Residential Ballard is generally described as extending from the 8th Avenue NW to the east and the bluff to the west, and from NW 85th Street on the north to NW 65th Street to the south. The area primarily contains single family houses, but also includes a collection of mutli-family dwellings, commercial buildings, schools, churches, and other buildings. Most of the historic buildings in Ballard are modest cottages and builder's houses, and were not architect-designed. Building styles include, but are not limited to, Victorian (primarily Queen Anne), vernacular, Craftsman, American Foursquare, Colonial Revival (including variations), Tudor Revival, Minimal Traditional, and Ranch. The historic building fabric of Ballard is threatened by a rapid pace of development.
The City of Ballard was incorporated in 1890. It was the first community to incorporate after Washington achieved statehood in 1889. Although population increased rapidly, north Ballard was still relatively rural. In 1907, primarily due to lack of adequate water for its population of 15,000, Ballard citizens voted to be annexed to Seattle to ensure a good water supply for the area.
After annexation Ballard’s street names were changed to conform to Seattle’s: Ship Street turned into 65th Street, Main Street became 15th Avenue. During the Great Depression and World War II, construction in Ballard nearly ground to a halt, with the exception of some houses built by Earl F. Mench. However, following World War II, fueled by the G.I. bill and the rise of the automobile, Ballard boomed again, and new housing followed. In recent years, the demand for new housing has spurred a tremendous amount of change in Ballard, with old, modest houses being replaced by large box houses and multi-family units. These changes threaten to alter the character and feeling of this historic neighborhood.

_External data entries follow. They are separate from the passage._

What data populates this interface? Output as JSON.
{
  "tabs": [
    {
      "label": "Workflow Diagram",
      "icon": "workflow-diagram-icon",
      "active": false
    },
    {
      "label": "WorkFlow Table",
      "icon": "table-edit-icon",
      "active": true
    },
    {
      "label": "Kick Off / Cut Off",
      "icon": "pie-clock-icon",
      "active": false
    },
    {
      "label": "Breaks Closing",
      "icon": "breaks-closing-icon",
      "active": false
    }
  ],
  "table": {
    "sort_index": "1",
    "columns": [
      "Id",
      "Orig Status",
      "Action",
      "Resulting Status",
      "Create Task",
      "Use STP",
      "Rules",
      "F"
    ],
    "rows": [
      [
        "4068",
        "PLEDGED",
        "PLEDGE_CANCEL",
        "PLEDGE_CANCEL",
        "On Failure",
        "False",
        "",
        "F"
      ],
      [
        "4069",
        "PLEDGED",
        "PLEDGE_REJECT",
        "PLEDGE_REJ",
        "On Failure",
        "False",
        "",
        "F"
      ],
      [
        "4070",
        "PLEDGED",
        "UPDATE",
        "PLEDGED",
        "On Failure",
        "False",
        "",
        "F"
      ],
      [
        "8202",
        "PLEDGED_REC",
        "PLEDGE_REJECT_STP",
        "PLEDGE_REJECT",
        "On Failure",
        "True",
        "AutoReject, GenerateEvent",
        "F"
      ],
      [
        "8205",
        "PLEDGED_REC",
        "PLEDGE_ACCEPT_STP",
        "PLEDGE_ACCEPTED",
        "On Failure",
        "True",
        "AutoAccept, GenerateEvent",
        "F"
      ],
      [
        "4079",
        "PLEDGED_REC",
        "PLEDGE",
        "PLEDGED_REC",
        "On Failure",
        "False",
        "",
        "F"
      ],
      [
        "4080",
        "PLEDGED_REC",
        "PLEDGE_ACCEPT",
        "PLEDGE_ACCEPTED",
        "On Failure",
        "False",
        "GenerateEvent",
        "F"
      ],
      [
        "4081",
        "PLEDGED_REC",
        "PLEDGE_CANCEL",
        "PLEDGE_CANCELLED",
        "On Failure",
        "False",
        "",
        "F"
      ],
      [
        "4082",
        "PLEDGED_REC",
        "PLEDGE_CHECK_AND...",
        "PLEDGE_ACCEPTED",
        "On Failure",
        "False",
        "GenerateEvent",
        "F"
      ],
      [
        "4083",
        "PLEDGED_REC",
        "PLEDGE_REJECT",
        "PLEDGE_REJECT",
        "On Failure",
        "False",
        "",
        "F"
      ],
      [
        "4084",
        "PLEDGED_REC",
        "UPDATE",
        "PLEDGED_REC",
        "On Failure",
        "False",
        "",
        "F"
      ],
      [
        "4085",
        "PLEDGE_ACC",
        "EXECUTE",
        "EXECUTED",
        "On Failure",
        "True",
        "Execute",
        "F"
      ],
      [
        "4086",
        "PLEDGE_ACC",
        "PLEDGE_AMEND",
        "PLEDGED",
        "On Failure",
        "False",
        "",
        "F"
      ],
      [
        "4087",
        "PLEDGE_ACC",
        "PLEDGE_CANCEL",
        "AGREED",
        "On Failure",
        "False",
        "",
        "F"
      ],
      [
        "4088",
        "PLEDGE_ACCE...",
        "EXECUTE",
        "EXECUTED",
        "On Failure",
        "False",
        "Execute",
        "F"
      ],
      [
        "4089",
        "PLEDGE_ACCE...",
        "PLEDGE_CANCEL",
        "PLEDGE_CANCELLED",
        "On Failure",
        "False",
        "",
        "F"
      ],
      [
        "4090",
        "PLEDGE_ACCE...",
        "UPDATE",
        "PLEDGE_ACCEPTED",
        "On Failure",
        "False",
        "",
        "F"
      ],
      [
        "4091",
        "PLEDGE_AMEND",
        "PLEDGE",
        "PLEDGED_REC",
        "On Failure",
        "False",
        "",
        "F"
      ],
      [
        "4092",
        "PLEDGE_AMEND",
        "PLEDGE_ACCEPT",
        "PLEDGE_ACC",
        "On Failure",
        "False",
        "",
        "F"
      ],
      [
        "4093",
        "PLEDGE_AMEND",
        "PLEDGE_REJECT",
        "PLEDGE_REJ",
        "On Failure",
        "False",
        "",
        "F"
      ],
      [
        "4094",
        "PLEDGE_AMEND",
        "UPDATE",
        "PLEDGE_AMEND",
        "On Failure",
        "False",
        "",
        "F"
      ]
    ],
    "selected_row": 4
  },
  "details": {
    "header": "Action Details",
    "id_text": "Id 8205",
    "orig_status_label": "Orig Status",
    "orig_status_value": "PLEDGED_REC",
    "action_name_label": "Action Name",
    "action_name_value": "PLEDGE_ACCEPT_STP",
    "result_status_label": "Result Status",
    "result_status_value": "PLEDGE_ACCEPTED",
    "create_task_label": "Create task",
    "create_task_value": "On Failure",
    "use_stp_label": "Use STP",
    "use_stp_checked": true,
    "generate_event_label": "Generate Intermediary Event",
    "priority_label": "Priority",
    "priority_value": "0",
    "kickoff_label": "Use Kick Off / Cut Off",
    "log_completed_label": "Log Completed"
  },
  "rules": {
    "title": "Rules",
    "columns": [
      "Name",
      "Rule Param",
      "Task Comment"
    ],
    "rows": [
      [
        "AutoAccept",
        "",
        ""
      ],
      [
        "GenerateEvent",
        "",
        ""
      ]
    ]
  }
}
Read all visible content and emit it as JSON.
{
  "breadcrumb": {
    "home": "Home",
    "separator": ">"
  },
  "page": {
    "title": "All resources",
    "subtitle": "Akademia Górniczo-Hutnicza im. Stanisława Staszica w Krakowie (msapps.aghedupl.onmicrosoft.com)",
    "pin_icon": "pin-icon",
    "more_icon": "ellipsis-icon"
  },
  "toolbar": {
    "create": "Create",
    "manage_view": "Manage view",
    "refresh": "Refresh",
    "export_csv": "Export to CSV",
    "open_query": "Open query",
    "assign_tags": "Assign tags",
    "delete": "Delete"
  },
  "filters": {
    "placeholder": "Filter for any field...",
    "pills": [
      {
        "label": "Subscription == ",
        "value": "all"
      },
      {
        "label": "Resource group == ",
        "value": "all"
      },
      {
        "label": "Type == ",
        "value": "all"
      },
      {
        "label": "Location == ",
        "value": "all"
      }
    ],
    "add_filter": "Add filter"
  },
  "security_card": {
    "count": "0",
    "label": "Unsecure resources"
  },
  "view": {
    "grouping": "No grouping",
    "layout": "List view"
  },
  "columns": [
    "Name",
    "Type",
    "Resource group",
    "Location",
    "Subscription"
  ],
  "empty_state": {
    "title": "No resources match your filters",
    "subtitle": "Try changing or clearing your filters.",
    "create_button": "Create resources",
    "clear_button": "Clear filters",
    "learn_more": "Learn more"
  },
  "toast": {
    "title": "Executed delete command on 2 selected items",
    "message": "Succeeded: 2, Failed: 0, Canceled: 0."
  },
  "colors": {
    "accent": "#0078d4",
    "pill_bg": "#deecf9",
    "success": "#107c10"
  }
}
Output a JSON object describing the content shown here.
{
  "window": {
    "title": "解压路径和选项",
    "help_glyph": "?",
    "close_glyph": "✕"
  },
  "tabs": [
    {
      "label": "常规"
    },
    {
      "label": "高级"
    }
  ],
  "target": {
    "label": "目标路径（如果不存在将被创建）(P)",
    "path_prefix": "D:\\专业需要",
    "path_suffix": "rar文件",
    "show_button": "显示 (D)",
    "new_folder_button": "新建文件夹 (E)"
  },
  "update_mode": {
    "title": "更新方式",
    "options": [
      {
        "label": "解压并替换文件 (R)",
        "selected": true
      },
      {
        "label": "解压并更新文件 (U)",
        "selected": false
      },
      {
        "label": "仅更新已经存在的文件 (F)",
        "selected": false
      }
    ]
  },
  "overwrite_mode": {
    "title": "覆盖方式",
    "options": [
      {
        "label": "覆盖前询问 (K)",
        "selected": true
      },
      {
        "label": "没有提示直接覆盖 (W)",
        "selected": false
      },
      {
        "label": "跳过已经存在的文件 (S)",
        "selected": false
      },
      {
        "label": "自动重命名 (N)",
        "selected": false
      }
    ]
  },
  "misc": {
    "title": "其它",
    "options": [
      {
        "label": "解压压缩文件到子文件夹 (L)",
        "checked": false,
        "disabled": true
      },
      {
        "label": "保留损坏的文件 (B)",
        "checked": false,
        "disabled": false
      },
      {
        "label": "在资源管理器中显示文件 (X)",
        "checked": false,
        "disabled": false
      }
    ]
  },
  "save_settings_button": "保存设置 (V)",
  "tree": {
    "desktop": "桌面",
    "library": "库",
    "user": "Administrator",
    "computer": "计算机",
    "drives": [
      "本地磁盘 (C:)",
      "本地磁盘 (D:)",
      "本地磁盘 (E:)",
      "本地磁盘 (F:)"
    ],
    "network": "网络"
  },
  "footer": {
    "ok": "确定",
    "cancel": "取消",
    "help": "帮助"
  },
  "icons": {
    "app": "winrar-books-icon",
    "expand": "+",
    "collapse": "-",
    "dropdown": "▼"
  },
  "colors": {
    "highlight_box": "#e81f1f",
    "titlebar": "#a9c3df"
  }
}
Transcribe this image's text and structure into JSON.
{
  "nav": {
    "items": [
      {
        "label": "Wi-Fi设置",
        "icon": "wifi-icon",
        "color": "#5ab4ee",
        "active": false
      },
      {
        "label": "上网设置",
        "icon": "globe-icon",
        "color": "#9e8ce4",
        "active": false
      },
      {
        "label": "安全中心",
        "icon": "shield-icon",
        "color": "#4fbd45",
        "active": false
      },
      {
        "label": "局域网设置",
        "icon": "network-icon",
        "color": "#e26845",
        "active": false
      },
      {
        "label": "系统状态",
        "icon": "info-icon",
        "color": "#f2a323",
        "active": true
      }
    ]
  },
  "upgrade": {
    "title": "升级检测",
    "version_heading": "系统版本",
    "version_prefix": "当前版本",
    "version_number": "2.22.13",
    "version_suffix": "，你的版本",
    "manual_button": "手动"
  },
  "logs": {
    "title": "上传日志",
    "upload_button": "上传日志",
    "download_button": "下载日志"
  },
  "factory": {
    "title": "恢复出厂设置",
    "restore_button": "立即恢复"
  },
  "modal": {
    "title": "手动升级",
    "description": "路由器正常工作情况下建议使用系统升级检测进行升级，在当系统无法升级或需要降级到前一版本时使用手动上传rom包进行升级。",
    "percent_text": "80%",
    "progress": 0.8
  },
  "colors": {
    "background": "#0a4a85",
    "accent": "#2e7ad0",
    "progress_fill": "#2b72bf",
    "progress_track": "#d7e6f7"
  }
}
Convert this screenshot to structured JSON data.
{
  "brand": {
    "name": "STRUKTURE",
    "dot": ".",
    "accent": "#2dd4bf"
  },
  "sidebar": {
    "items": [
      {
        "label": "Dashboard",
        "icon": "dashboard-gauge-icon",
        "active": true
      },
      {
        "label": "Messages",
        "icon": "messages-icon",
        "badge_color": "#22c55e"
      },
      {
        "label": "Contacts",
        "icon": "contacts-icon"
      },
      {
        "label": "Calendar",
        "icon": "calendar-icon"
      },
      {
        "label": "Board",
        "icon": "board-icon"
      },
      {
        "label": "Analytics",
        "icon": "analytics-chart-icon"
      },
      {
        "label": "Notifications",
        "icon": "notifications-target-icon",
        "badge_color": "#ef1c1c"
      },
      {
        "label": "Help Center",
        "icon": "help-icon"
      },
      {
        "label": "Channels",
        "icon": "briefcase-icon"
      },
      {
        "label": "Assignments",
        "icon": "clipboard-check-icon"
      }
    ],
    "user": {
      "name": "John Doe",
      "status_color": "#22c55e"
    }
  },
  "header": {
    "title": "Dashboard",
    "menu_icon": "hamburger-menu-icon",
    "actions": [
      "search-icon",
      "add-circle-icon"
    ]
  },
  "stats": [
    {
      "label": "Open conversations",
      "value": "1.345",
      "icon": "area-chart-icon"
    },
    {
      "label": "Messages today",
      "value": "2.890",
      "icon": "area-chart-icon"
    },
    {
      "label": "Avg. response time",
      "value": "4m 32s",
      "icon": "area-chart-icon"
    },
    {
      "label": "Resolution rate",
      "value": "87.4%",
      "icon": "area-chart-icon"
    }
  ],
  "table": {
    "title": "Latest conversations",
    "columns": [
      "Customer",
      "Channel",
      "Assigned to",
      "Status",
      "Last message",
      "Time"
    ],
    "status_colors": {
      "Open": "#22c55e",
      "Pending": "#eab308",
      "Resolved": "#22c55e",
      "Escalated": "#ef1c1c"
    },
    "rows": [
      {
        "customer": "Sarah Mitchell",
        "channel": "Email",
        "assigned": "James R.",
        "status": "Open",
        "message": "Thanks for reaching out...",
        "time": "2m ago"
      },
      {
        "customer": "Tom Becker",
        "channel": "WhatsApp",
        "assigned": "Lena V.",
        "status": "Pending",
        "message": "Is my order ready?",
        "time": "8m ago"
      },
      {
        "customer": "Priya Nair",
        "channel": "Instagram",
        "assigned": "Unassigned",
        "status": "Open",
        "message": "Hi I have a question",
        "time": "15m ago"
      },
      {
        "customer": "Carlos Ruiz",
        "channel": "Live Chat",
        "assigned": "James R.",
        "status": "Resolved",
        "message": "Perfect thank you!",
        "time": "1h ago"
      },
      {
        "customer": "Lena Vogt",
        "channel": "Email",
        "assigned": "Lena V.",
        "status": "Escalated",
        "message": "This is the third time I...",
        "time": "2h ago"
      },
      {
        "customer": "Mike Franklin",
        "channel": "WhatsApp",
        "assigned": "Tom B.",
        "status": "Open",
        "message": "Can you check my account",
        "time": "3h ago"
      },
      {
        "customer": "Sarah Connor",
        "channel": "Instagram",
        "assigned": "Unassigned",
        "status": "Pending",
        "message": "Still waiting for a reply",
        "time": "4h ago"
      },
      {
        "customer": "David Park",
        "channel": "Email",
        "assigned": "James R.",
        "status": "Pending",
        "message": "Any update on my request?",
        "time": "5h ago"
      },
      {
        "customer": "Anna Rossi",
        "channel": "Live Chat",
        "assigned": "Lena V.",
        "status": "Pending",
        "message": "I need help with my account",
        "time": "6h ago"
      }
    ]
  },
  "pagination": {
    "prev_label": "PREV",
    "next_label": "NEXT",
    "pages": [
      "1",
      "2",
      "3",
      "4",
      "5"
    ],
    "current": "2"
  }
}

Ballard Historical Society Classic Home Tour guides.
Crowley, Walt. Seattle Neighborhoods: Ballard--Thumbnail History. HistoryLink File # 983, accessed 6/1/16.
King County Tax Assessor Records, 1937-2014.
McAlester, Virginia Savage.
A Field Guide to American Houses (2nd ed.). New York, NY: Alfred A> Knopf Press, 2013.
Oschsner, Jeffrey Karl
Shaping Seattle Architecture: A Historical Guide to the Architects. Seattle, WA: University of
Washington Press, 1994.
Passport to Ballard: The Centennial Story. Seattle, WA: Ballard News Tribune, 1988.
The "castle-style" house at 8020 25th NW was built in 1930. The owner listed on the side sewer permit is K. Karseth but he probably was not the actual owner; the contractor was F. Hagenaars.
According to the Seattle Polk's Directory, the first owners were Icelanders Isak & Jakobina Johnson (1930-38). Isak studied architecture in Denmark before immigrating to Ballard in 1908. The couple raised seven children: Johan, Konrad, Ingolf, Kari, Harald, Marie and another daughter. Marie, a talented vocal student and Ballard H.S. grad died in 1942. One son, a Navy photographer, was killed in 1945. Isak's career as a carpenter, building contractor and architect raises speculation that he may have been the author of the house's unique design. His 1949 obituary noted he was a member of the Icelandic Unitarian Church. Wife Jakobina was a well-known and highly regarded Icelandic writer, translator and outspoken advocate of all things Icelandic. She shows up numerous times in the pages of the Seattle Times: denouncing a Times article that denigrated Icelanders, discussing modern Icelandic lyric poetry at the Sunset Hill unit of Music & Art Foundation program, or an ahead-of-its time article discussing a woman's literary ambition vs. her duty as a homemaker. Through her work as a poetess and translator of Icelandic poetry, the King of Denmark in 1933 awarded her the Order of the Falcon "for her literary efforts on behalf of the Icelandic people". Her journey to Reykjavik for the ceremony involved a three day train trip across Canada, then twelve days by boat, first to Liverpool then Iceland.
The 1939 Seattle Polk's Directory shows the house vacant. The next owners (1940-80) were Leroy L. & Lucy J. Beven; he was a marine engineer. The house was vacant again 1981-86. J. Philley is shown as the resident about 1987-90. There are no listings for the house 1994-96. It is not known when the next owner, Arnhild Knight purchased the house. It was sold to the current owners, Bradley S. & Kristal L. Hale, in 1998. Hale Design & Associates was also listed at that address in the 2000 Polk's.